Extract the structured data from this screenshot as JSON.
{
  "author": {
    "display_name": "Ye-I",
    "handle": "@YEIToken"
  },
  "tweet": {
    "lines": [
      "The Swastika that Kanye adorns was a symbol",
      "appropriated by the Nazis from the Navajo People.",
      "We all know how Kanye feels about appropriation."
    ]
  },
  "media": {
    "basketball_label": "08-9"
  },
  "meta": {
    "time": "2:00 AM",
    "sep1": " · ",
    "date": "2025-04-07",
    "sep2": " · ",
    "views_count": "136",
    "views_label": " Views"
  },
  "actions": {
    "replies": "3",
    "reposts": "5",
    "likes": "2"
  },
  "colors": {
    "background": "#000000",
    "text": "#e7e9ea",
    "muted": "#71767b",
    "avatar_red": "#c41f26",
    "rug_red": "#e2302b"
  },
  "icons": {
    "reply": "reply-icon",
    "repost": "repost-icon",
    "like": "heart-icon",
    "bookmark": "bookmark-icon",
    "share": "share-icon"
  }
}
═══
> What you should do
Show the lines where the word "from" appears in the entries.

> Result of this task
Extract the structured data from this screenshot as JSON.
      "appropriated by the Nazis from the Navajo People.",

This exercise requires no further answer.